There is another aspect of what we do many of you don't understand. We as living historians share an equal passion and love for our heritage. We care that we had an ancestor who fought and survived and many of us had someone who didn't live to fight another day. Most families who live in this yet great country have been here long enough to have this heritage. All you have to do is look and care about those who made this country what it is. My thought is if you don't care about your past, you don't deserve what you claim each and every day. To paraphrase our current president, “You didn't build what you have in this country. No, you only have what you have because someone else's blood was shed, that you might have it better than your parents did.
Another wonderful blessing that we get is the friendship and brotherhood of others who share the same passion for our history. This isn't just an American thing. Did you know others like us reenact the “War of the Great Rebellion” in other countries? I have had the privilege of standing in the ranks with men from countries like Great Britain and just this weekend, a young man from Australia. James and his lovely wife Emma Jane Pioch flew in a couple days before the event. They camped with the 69th PVI, because we were the only ones to respond to their desire to become historians here. They are an amazing young couple and it was the regiment's and my pleasure to host them for the weekend. James is an registered nurse and reenacts with about 20-30 federal soldiers down under. He is a sergeant back in their homeland twenty minutes outside of Melborne. I think he said with the 62nd New York. Maybe they'll now become the 69th PVI. He was very helpful in the ranks. Emma Jane is a teacher. We love them both and consider them part of the family. They will be welcome anytime they are in the states.
I was only ten years old during the Susque-Centenial. One of the things I remember most was the Budweiser Clydesdales coming to town. This became a reality because of George Couch Jr. who was the first cousin of Bernice Kunkle, Brackbill, Isenberg. Remember the dalmatian dog that sat on the Budweiser Wagon? That dog was actually only a pup named Buddie. He was given to Bernice and family afterward and he was part of their family for 17 years. I remember him as having one blue and one brown eye. We are Brackbill cousins as well and I remember playing with Buddie when we visited Garth, Jimmie and Susie. Wouldn't it be nice to see the Clydesdales again?

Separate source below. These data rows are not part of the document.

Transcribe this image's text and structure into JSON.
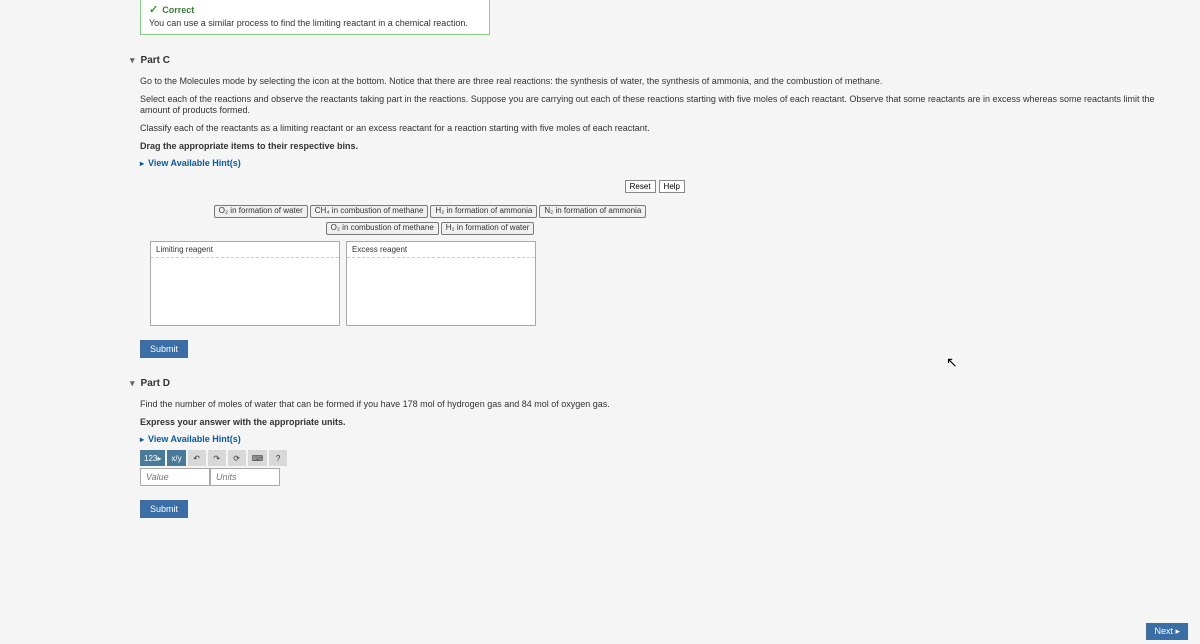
{
  "hint": {
    "correct_label": "Correct",
    "text": "You can use a similar process to find the limiting reactant in a chemical reaction."
  },
  "partC": {
    "title": "Part C",
    "instructions1": "Go to the Molecules mode by selecting the icon at the bottom. Notice that there are three real reactions: the synthesis of water, the synthesis of ammonia, and the combustion of methane.",
    "instructions2": "Select each of the reactions and observe the reactants taking part in the reactions. Suppose you are carrying out each of these reactions starting with five moles of each reactant. Observe that some reactants are in excess whereas some reactants limit the amount of products formed.",
    "instructions3": "Classify each of the reactants as a limiting reactant or an excess reactant for a reaction starting with five moles of each reactant.",
    "instructions4": "Drag the appropriate items to their respective bins.",
    "hints_link": "View Available Hint(s)",
    "reset": "Reset",
    "help": "Help",
    "chips": {
      "o2_water": "O₂ in formation of water",
      "ch4_methane": "CH₄ in combustion of methane",
      "h2_ammonia": "H₂ in formation of ammonia",
      "n2_ammonia": "N₂ in formation of ammonia",
      "o2_methane": "O₂ in combustion of methane",
      "h2_water": "H₂ in formation of water"
    },
    "bin_limiting": "Limiting reagent",
    "bin_excess": "Excess reagent",
    "submit": "Submit"
  },
  "partD": {
    "title": "Part D",
    "instructions1": "Find the number of moles of water that can be formed if you have 178 mol of hydrogen gas and 84 mol of oxygen gas.",
    "instructions2": "Express your answer with the appropriate units.",
    "hints_link": "View Available Hint(s)",
    "toolbar": {
      "nums": "123▸",
      "frac": "x/y",
      "undo": "↶",
      "redo": "↷",
      "reset": "⟳",
      "kbd": "⌨",
      "help": "?"
    },
    "value_placeholder": "Value",
    "units_placeholder": "Units",
    "submit": "Submit"
  },
  "next": "Next ▸"
}
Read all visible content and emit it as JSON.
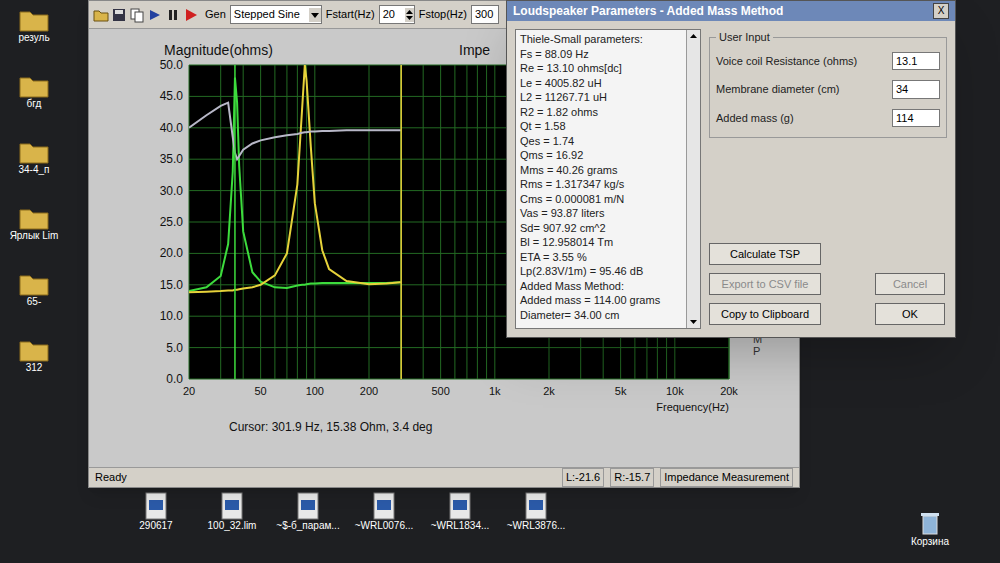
{
  "desktop": {
    "icons": [
      "резуль",
      "бгд",
      "34-4_п",
      "Ярлык Lim",
      "65-",
      "312"
    ],
    "files": [
      "290617",
      "100_32.lim",
      "~$-б_парам...",
      "~WRL0076...",
      "~WRL1834...",
      "~WRL3876..."
    ],
    "recycle_bin": "Корзина"
  },
  "main_window": {
    "toolbar": {
      "gen_label": "Gen",
      "gen_value": "Stepped Sine",
      "fstart_label": "Fstart(Hz)",
      "fstart_value": "20",
      "fstop_label": "Fstop(Hz)",
      "fstop_value": "300"
    },
    "chart": {
      "y_title": "Magnitude(ohms)",
      "title": "Impe",
      "y_ticks": [
        "50.0",
        "45.0",
        "40.0",
        "35.0",
        "30.0",
        "25.0",
        "20.0",
        "15.0",
        "10.0",
        "5.0",
        "0.0"
      ],
      "x_ticks": [
        {
          "label": "20",
          "hz": 20
        },
        {
          "label": "50",
          "hz": 50
        },
        {
          "label": "100",
          "hz": 100
        },
        {
          "label": "200",
          "hz": 200
        },
        {
          "label": "500",
          "hz": 500
        },
        {
          "label": "1k",
          "hz": 1000
        },
        {
          "label": "2k",
          "hz": 2000
        },
        {
          "label": "5k",
          "hz": 5000
        },
        {
          "label": "10k",
          "hz": 10000
        },
        {
          "label": "20k",
          "hz": 20000
        }
      ],
      "x_title": "Frequency(Hz)",
      "side_label": "LIMP",
      "cursor": "Cursor: 301.9 Hz, 15.38 Ohm, 3.4 deg",
      "frequencies": [
        20,
        25,
        30,
        33,
        35,
        36,
        37,
        38,
        40,
        45,
        50,
        60,
        70,
        80,
        85,
        88,
        90,
        95,
        100,
        110,
        120,
        150,
        200,
        250,
        300
      ],
      "series": [
        {
          "color": "#3ddc3d",
          "values": [
            14.0,
            14.6,
            16.4,
            21.5,
            33.0,
            48.0,
            44.0,
            34.0,
            23.5,
            17.0,
            15.5,
            14.6,
            14.5,
            14.9,
            15.0,
            15.0,
            15.1,
            15.2,
            15.2,
            15.3,
            15.3,
            15.3,
            15.3,
            15.3,
            15.4
          ]
        },
        {
          "color": "#e6d23a",
          "values": [
            13.8,
            13.9,
            14.0,
            14.1,
            14.1,
            14.2,
            14.2,
            14.3,
            14.4,
            14.6,
            15.0,
            16.5,
            20.0,
            31.0,
            43.0,
            50.0,
            47.5,
            37.0,
            28.0,
            20.5,
            17.5,
            15.6,
            15.1,
            15.2,
            15.4
          ]
        },
        {
          "color": "#b8b8c8",
          "values": [
            40.0,
            42.0,
            43.5,
            44.0,
            38.5,
            36.0,
            35.0,
            35.5,
            36.5,
            37.5,
            38.0,
            38.5,
            38.8,
            39.0,
            39.2,
            39.3,
            39.3,
            39.4,
            39.4,
            39.5,
            39.5,
            39.6,
            39.6,
            39.6,
            39.6
          ]
        }
      ],
      "markers": [
        {
          "hz": 36,
          "color": "#3ddc3d"
        },
        {
          "hz": 301.9,
          "color": "#e6d23a"
        }
      ]
    },
    "status_bar": {
      "text": "Ready",
      "left": "L:-21.6",
      "right": "R:-15.7",
      "mode": "Impedance Measurement"
    }
  },
  "dialog": {
    "title": "Loudspeaker Parameters - Added Mass Method",
    "close": "X",
    "results": [
      "Thiele-Small parameters:",
      "Fs = 88.09 Hz",
      "Re = 13.10 ohms[dc]",
      "Le = 4005.82 uH",
      "L2 = 11267.71 uH",
      "R2 = 1.82 ohms",
      "Qt = 1.58",
      "Qes = 1.74",
      "Qms = 16.92",
      "Mms = 40.26 grams",
      "Rms = 1.317347 kg/s",
      "Cms = 0.000081 m/N",
      "Vas = 93.87 liters",
      "Sd= 907.92 cm^2",
      "Bl = 12.958014 Tm",
      "ETA = 3.55 %",
      "Lp(2.83V/1m) = 95.46 dB",
      "Added Mass Method:",
      "Added mass = 114.00 grams",
      "Diameter= 34.00 cm"
    ],
    "group_title": "User Input",
    "fields": [
      {
        "label": "Voice coil Resistance (ohms)",
        "value": "13.1"
      },
      {
        "label": "Membrane diameter (cm)",
        "value": "34"
      },
      {
        "label": "Added mass (g)",
        "value": "114"
      }
    ],
    "buttons": [
      {
        "label": "Calculate TSP",
        "disabled": false
      },
      {
        "label": "Export to CSV file",
        "disabled": true
      },
      {
        "label": "Cancel",
        "disabled": true
      },
      {
        "label": "Copy to Clipboard",
        "disabled": false
      },
      {
        "label": "OK",
        "disabled": false
      }
    ]
  }
}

See you all Saturday the 29th at the battlefield near Moyer's Park.
Donald E. Husler Jr.